Task directions: The entries should be restated word for word.

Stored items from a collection
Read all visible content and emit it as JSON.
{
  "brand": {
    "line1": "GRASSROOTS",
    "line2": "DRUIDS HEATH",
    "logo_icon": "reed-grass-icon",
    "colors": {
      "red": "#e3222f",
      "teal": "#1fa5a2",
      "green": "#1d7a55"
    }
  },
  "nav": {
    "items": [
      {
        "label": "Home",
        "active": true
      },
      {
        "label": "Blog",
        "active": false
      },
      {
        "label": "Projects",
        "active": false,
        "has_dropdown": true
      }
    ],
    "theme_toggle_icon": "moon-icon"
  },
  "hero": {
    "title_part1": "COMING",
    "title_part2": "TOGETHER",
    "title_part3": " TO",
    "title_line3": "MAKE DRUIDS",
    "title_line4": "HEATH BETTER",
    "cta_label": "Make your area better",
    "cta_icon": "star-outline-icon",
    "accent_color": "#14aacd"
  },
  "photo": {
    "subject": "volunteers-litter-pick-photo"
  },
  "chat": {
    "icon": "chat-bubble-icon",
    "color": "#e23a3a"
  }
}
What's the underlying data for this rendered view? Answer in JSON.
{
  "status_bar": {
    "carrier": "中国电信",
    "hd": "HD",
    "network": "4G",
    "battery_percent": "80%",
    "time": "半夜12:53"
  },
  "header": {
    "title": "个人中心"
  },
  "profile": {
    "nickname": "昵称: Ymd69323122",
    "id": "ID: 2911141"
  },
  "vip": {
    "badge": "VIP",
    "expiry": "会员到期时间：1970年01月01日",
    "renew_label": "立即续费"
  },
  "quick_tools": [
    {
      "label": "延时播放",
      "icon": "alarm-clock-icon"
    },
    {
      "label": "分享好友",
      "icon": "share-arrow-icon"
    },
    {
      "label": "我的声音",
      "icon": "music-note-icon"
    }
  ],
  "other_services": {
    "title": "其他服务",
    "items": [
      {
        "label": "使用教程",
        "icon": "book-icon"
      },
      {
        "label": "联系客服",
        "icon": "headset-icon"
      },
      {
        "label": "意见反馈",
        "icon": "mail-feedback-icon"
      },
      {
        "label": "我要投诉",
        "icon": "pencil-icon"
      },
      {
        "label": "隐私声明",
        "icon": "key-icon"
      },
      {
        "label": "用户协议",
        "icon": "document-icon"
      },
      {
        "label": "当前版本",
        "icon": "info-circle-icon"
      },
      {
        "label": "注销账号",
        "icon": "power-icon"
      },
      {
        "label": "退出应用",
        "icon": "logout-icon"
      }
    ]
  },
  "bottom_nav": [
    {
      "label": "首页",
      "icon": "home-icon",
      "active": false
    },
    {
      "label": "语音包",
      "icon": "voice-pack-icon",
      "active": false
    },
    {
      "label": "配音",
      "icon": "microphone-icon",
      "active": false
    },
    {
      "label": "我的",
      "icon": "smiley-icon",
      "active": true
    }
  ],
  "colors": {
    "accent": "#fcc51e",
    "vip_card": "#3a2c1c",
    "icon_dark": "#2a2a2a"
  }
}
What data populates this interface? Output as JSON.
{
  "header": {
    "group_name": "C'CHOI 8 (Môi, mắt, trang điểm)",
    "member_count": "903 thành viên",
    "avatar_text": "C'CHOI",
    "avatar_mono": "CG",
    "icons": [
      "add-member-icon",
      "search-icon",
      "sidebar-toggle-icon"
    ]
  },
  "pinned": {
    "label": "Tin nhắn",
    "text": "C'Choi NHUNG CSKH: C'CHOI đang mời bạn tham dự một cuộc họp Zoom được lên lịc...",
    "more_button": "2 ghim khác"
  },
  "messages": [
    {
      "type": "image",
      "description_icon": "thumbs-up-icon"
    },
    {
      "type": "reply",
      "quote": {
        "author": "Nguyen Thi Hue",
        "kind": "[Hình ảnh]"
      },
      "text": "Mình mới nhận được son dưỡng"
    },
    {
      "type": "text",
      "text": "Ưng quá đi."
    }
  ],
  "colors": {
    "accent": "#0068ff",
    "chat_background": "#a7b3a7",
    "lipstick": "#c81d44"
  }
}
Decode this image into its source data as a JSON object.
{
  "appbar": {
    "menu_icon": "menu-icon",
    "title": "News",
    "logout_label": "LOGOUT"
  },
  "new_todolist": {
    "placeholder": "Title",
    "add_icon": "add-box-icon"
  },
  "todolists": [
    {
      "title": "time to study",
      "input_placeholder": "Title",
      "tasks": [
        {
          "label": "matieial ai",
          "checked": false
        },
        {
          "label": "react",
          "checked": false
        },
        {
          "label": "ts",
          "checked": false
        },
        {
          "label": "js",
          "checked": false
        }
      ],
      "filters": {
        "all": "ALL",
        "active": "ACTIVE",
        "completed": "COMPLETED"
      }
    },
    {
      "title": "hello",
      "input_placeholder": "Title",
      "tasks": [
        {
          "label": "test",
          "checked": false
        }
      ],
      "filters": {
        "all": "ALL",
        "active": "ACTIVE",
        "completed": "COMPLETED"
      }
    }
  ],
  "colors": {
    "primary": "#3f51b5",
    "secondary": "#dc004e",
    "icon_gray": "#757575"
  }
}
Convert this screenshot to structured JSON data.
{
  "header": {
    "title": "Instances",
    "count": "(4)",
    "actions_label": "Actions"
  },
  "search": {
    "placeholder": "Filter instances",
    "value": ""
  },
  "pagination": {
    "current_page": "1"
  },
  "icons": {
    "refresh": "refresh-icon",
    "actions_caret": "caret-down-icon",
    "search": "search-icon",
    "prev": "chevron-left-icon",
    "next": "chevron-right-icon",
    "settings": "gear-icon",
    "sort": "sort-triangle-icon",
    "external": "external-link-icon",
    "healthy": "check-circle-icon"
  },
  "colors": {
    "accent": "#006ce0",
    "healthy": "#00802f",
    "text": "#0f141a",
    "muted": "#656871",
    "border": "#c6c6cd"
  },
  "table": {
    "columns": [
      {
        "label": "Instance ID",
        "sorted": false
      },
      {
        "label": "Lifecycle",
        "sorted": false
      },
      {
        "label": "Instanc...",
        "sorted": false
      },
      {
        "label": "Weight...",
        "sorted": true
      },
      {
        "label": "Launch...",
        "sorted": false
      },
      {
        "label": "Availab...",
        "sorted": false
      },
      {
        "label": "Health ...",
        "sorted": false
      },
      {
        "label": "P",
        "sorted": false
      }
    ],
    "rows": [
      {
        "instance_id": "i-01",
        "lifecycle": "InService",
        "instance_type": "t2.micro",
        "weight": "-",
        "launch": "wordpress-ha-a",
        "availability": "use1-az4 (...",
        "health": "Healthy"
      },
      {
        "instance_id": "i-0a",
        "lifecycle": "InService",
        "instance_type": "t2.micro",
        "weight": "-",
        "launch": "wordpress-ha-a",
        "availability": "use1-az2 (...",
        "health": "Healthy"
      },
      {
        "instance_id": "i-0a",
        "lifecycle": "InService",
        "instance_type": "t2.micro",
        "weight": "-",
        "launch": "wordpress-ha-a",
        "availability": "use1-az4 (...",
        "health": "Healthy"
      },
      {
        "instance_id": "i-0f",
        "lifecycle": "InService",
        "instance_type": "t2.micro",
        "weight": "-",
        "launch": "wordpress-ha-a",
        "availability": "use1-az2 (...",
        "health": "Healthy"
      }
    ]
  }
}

Written solution:
Read all visible content and emit it as JSON.
{
  "brand": {
    "line1": "GRASSROOTS",
    "line2": "DRUIDS HEATH",
    "logo_icon": "reed-grass-icon",
    "colors": {
      "red": "#e3222f",
      "teal": "#1fa5a2",
      "green": "#1d7a55"
    }
  },
  "nav": {
    "items": [
      {
        "label": "Home",
        "active": true
      },
      {
        "label": "Blog",
        "active": false
      },
      {
        "label": "Projects",
        "active": false,
        "has_dropdown": true
      }
    ],
    "theme_toggle_icon": "moon-icon"
  },
  "hero": {
    "title_part1": "COMING",
    "title_part2": "TOGETHER",
    "title_part3": " TO",
    "title_line3": "MAKE DRUIDS",
    "title_line4": "HEATH BETTER",
    "cta_label": "Make your area better",
    "cta_icon": "star-outline-icon",
    "accent_color": "#14aacd"
  },
  "photo": {
    "subject": "volunteers-litter-pick-photo"
  },
  "chat": {
    "icon": "chat-bubble-icon",
    "color": "#e23a3a"
  }
}
What's the underlying data for this rendered view? Answer in JSON.
{
  "status_bar": {
    "carrier": "中国电信",
    "hd": "HD",
    "network": "4G",
    "battery_percent": "80%",
    "time": "半夜12:53"
  },
  "header": {
    "title": "个人中心"
  },
  "profile": {
    "nickname": "昵称: Ymd69323122",
    "id": "ID: 2911141"
  },
  "vip": {
    "badge": "VIP",
    "expiry": "会员到期时间：1970年01月01日",
    "renew_label": "立即续费"
  },
  "quick_tools": [
    {
      "label": "延时播放",
      "icon": "alarm-clock-icon"
    },
    {
      "label": "分享好友",
      "icon": "share-arrow-icon"
    },
    {
      "label": "我的声音",
      "icon": "music-note-icon"
    }
  ],
  "other_services": {
    "title": "其他服务",
    "items": [
      {
        "label": "使用教程",
        "icon": "book-icon"
      },
      {
        "label": "联系客服",
        "icon": "headset-icon"
      },
      {
        "label": "意见反馈",
        "icon": "mail-feedback-icon"
      },
      {
        "label": "我要投诉",
        "icon": "pencil-icon"
      },
      {
        "label": "隐私声明",
        "icon": "key-icon"
      },
      {
        "label": "用户协议",
        "icon": "document-icon"
      },
      {
        "label": "当前版本",
        "icon": "info-circle-icon"
      },
      {
        "label": "注销账号",
        "icon": "power-icon"
      },
      {
        "label": "退出应用",
        "icon": "logout-icon"
      }
    ]
  },
  "bottom_nav": [
    {
      "label": "首页",
      "icon": "home-icon",
      "active": false
    },
    {
      "label": "语音包",
      "icon": "voice-pack-icon",
      "active": false
    },
    {
      "label": "配音",
      "icon": "microphone-icon",
      "active": false
    },
    {
      "label": "我的",
      "icon": "smiley-icon",
      "active": true
    }
  ],
  "colors": {
    "accent": "#fcc51e",
    "vip_card": "#3a2c1c",
    "icon_dark": "#2a2a2a"
  }
}
What data populates this interface? Output as JSON.
{
  "header": {
    "group_name": "C'CHOI 8 (Môi, mắt, trang điểm)",
    "member_count": "903 thành viên",
    "avatar_text": "C'CHOI",
    "avatar_mono": "CG",
    "icons": [
      "add-member-icon",
      "search-icon",
      "sidebar-toggle-icon"
    ]
  },
  "pinned": {
    "label": "Tin nhắn",
    "text": "C'Choi NHUNG CSKH: C'CHOI đang mời bạn tham dự một cuộc họp Zoom được lên lịc...",
    "more_button": "2 ghim khác"
  },
  "messages": [
    {
      "type": "image",
      "description_icon": "thumbs-up-icon"
    },
    {
      "type": "reply",
      "quote": {
        "author": "Nguyen Thi Hue",
        "kind": "[Hình ảnh]"
      },
      "text": "Mình mới nhận được son dưỡng"
    },
    {
      "type": "text",
      "text": "Ưng quá đi."
    }
  ],
  "colors": {
    "accent": "#0068ff",
    "chat_background": "#a7b3a7",
    "lipstick": "#c81d44"
  }
}
Decode this image into its source data as a JSON object.
{
  "appbar": {
    "menu_icon": "menu-icon",
    "title": "News",
    "logout_label": "LOGOUT"
  },
  "new_todolist": {
    "placeholder": "Title",
    "add_icon": "add-box-icon"
  },
  "todolists": [
    {
      "title": "time to study",
      "input_placeholder": "Title",
      "tasks": [
        {
          "label": "matieial ai",
          "checked": false
        },
        {
          "label": "react",
          "checked": false
        },
        {
          "label": "ts",
          "checked": false
        },
        {
          "label": "js",
          "checked": false
        }
      ],
      "filters": {
        "all": "ALL",
        "active": "ACTIVE",
        "completed": "COMPLETED"
      }
    },
    {
      "title": "hello",
      "input_placeholder": "Title",
      "tasks": [
        {
          "label": "test",
          "checked": false
        }
      ],
      "filters": {
        "all": "ALL",
        "active": "ACTIVE",
        "completed": "COMPLETED"
      }
    }
  ],
  "colors": {
    "primary": "#3f51b5",
    "secondary": "#dc004e",
    "icon_gray": "#757575"
  }
}
Convert this screenshot to structured JSON data.
{
  "header": {
    "title": "Instances",
    "count": "(4)",
    "actions_label": "Actions"
  },
  "search": {
    "placeholder": "Filter instances",
    "value": ""
  },
  "pagination": {
    "current_page": "1"
  },
  "icons": {
    "refresh": "refresh-icon",
    "actions_caret": "caret-down-icon",
    "search": "search-icon",
    "prev": "chevron-left-icon",
    "next": "chevron-right-icon",
    "settings": "gear-icon",
    "sort": "sort-triangle-icon",
    "external": "external-link-icon",
    "healthy": "check-circle-icon"
  },
  "colors": {
    "accent": "#006ce0",
    "healthy": "#00802f",
    "text": "#0f141a",
    "muted": "#656871",
    "border": "#c6c6cd"
  },
  "table": {
    "columns": [
      {
        "label": "Instance ID",
        "sorted": false
      },
      {
        "label": "Lifecycle",
        "sorted": false
      },
      {
        "label": "Instanc...",
        "sorted": false
      },
      {
        "label": "Weight...",
        "sorted": true
      },
      {
        "label": "Launch...",
        "sorted": false
      },
      {
        "label": "Availab...",
        "sorted": false
      },
      {
        "label": "Health ...",
        "sorted": false
      },
      {
        "label": "P",
        "sorted": false
      }
    ],
    "rows": [
      {
        "instance_id": "i-01",
        "lifecycle": "InService",
        "instance_type": "t2.micro",
        "weight": "-",
        "launch": "wordpress-ha-a",
        "availability": "use1-az4 (...",
        "health": "Healthy"
      },
      {
        "instance_id": "i-0a",
        "lifecycle": "InService",
        "instance_type": "t2.micro",
        "weight": "-",
        "launch": "wordpress-ha-a",
        "availability": "use1-az2 (...",
        "health": "Healthy"
      },
      {
        "instance_id": "i-0a",
        "lifecycle": "InService",
        "instance_type": "t2.micro",
        "weight": "-",
        "launch": "wordpress-ha-a",
        "availability": "use1-az4 (...",
        "health": "Healthy"
      },
      {
        "instance_id": "i-0f",
        "lifecycle": "InService",
        "instance_type": "t2.micro",
        "weight": "-",
        "launch": "wordpress-ha-a",
        "availability": "use1-az2 (...",
        "health": "Healthy"
      }
    ]
  }
}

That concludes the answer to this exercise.